ACTIVITY: Please reply with one number only: how many lines in the entries below contain the string "calendar".

MATERIAL TO PROCESS:

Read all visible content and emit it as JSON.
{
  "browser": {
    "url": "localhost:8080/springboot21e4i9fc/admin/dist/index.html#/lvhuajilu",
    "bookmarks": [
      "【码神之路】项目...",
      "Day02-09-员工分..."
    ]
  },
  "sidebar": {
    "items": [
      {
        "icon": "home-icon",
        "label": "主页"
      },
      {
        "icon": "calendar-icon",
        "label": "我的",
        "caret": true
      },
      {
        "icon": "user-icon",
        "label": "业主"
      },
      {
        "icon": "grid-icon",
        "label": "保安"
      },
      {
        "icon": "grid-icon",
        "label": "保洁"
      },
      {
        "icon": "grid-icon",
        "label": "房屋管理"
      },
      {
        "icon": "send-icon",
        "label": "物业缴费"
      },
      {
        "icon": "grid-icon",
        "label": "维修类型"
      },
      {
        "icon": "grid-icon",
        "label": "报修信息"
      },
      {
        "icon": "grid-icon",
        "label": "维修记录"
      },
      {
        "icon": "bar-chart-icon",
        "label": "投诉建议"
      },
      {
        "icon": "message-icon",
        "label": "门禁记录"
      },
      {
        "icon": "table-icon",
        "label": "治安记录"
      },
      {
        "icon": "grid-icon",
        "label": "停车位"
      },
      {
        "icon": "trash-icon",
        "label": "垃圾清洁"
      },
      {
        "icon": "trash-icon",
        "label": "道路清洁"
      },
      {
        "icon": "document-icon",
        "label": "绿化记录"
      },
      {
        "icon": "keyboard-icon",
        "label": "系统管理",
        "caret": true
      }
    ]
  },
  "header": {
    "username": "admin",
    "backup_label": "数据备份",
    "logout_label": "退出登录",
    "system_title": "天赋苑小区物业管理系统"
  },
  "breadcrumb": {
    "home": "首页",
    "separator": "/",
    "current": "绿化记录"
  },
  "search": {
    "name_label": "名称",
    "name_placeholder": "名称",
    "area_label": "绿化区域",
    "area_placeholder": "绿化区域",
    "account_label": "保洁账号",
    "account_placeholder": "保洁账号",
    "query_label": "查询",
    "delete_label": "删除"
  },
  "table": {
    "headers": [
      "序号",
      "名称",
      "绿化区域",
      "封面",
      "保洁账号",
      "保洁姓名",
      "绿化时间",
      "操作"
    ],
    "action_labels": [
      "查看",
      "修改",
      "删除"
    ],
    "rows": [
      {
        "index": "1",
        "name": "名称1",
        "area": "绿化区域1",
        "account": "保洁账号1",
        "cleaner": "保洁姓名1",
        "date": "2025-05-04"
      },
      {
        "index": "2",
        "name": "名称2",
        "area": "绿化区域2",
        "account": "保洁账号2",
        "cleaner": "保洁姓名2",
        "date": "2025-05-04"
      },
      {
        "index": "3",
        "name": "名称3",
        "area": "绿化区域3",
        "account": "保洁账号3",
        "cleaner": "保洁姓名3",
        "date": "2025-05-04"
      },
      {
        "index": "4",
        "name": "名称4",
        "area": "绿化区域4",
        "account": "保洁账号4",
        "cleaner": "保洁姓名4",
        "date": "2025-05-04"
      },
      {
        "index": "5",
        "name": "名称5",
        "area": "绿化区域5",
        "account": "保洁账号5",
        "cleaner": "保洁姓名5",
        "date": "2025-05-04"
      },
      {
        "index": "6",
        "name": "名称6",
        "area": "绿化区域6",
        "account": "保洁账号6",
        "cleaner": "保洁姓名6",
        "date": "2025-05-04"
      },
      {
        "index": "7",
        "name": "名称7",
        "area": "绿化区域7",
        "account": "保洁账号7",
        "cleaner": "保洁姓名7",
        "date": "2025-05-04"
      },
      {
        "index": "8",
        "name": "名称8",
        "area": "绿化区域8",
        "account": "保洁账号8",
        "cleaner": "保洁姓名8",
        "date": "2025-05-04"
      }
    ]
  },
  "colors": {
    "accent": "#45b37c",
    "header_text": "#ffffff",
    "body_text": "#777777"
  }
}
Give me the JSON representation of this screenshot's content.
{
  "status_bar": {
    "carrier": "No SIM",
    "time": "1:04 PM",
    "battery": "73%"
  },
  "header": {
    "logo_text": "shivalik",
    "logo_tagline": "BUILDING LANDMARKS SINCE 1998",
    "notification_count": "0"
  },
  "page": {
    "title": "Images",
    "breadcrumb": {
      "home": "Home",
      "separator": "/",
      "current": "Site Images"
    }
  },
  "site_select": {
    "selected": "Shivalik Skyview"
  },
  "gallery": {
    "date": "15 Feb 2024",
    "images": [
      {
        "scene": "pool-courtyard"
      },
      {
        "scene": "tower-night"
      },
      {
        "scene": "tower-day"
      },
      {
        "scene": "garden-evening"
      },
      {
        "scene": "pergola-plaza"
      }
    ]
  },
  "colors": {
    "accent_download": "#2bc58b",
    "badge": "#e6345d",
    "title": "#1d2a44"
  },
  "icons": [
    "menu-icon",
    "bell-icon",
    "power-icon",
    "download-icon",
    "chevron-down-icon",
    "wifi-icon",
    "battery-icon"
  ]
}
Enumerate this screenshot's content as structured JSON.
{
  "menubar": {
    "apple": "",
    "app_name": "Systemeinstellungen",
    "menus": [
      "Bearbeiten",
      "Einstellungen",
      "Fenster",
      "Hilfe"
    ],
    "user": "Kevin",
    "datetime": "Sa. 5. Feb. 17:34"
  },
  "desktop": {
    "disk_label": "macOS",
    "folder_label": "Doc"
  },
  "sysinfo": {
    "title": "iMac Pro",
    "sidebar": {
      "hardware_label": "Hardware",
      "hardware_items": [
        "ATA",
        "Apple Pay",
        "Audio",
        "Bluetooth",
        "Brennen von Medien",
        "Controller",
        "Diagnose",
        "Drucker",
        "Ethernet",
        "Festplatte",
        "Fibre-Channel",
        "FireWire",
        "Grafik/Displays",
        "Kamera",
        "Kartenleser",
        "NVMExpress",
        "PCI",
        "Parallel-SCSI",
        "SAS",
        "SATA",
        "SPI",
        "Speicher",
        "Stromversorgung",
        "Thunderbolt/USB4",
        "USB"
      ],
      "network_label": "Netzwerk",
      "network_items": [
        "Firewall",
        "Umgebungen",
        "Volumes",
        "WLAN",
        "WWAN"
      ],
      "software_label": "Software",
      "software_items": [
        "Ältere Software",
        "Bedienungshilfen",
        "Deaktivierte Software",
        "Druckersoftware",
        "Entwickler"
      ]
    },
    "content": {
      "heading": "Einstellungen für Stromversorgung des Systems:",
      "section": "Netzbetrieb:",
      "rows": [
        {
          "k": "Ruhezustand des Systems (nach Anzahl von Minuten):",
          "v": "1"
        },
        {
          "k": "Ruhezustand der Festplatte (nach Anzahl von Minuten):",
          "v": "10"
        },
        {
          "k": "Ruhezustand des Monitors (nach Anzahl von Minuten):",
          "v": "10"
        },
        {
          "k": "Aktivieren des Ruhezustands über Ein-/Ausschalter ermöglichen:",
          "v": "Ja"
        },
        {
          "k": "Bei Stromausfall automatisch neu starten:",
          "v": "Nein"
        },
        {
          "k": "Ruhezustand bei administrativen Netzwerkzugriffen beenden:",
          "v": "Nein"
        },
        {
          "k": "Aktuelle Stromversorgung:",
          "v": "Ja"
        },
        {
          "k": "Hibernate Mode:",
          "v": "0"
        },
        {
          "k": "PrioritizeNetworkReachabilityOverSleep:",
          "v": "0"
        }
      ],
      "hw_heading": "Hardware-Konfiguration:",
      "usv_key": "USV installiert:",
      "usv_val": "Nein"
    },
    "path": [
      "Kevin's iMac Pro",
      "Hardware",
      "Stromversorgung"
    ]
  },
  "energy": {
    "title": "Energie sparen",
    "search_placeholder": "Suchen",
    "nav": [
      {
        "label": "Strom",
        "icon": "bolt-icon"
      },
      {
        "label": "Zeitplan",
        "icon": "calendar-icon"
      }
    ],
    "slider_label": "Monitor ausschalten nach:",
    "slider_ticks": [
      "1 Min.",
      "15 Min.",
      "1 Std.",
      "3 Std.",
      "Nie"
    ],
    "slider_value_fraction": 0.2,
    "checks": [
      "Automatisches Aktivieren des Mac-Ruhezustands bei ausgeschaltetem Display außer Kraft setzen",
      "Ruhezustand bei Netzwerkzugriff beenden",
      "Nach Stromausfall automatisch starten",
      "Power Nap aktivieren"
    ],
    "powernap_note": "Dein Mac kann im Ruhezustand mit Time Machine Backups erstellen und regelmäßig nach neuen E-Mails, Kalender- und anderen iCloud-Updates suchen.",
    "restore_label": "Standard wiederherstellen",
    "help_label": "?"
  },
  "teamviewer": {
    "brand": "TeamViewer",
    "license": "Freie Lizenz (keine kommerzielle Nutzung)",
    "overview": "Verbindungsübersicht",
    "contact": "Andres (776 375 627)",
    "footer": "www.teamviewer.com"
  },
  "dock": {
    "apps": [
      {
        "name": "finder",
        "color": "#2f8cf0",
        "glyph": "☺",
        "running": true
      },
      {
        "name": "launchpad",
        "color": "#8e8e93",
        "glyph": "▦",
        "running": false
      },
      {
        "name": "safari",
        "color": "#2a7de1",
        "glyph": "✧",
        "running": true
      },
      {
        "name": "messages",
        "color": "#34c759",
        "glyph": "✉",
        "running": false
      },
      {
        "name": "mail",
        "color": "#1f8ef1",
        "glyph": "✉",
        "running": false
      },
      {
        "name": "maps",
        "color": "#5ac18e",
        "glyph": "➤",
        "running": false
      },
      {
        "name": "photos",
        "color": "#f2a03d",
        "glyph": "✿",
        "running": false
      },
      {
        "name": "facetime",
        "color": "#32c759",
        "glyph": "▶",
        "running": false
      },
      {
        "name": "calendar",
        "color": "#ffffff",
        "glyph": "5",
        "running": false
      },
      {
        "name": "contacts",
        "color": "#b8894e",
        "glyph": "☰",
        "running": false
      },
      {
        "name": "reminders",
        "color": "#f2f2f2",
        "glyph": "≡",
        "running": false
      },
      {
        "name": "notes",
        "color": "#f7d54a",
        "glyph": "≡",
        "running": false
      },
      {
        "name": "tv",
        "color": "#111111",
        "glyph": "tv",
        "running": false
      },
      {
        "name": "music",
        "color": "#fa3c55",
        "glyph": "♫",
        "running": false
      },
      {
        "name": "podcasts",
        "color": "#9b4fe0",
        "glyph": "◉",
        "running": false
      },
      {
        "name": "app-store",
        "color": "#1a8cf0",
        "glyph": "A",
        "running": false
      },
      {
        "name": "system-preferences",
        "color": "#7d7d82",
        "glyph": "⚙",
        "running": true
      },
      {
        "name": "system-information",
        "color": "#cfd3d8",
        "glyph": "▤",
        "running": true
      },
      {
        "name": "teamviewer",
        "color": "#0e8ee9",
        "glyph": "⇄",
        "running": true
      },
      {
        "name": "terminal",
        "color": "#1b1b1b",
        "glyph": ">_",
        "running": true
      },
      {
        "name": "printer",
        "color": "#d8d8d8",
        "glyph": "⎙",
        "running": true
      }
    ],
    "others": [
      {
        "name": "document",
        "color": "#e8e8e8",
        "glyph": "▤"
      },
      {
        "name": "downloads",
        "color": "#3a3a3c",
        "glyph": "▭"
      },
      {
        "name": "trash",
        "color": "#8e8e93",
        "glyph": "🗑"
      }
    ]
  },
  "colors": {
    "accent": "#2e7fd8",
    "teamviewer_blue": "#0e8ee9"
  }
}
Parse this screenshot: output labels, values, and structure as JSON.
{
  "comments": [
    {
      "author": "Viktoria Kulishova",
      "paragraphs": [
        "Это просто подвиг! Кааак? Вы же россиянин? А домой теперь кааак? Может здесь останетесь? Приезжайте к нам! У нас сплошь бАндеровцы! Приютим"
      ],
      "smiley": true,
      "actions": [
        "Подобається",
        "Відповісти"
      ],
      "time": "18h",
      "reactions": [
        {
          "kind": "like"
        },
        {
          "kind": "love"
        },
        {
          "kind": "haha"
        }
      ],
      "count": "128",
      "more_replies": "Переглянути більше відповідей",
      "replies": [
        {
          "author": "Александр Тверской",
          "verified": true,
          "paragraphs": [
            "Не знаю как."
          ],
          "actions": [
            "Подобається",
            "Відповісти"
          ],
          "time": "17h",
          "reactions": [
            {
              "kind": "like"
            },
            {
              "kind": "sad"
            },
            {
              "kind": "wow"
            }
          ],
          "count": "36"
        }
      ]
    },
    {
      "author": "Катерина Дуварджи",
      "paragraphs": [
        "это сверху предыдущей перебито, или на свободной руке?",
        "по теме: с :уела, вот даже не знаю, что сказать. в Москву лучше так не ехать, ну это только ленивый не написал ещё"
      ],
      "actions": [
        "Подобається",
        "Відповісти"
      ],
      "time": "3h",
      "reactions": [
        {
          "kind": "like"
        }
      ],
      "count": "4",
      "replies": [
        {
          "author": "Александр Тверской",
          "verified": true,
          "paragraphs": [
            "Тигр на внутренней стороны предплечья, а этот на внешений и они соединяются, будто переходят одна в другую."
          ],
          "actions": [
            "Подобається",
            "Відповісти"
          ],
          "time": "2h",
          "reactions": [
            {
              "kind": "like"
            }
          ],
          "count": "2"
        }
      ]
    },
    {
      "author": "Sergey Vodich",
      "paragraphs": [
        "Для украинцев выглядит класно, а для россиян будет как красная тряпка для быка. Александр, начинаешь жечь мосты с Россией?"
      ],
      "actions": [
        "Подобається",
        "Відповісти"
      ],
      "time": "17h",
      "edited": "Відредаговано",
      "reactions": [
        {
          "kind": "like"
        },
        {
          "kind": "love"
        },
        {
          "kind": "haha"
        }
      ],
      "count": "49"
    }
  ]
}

RESULT: 3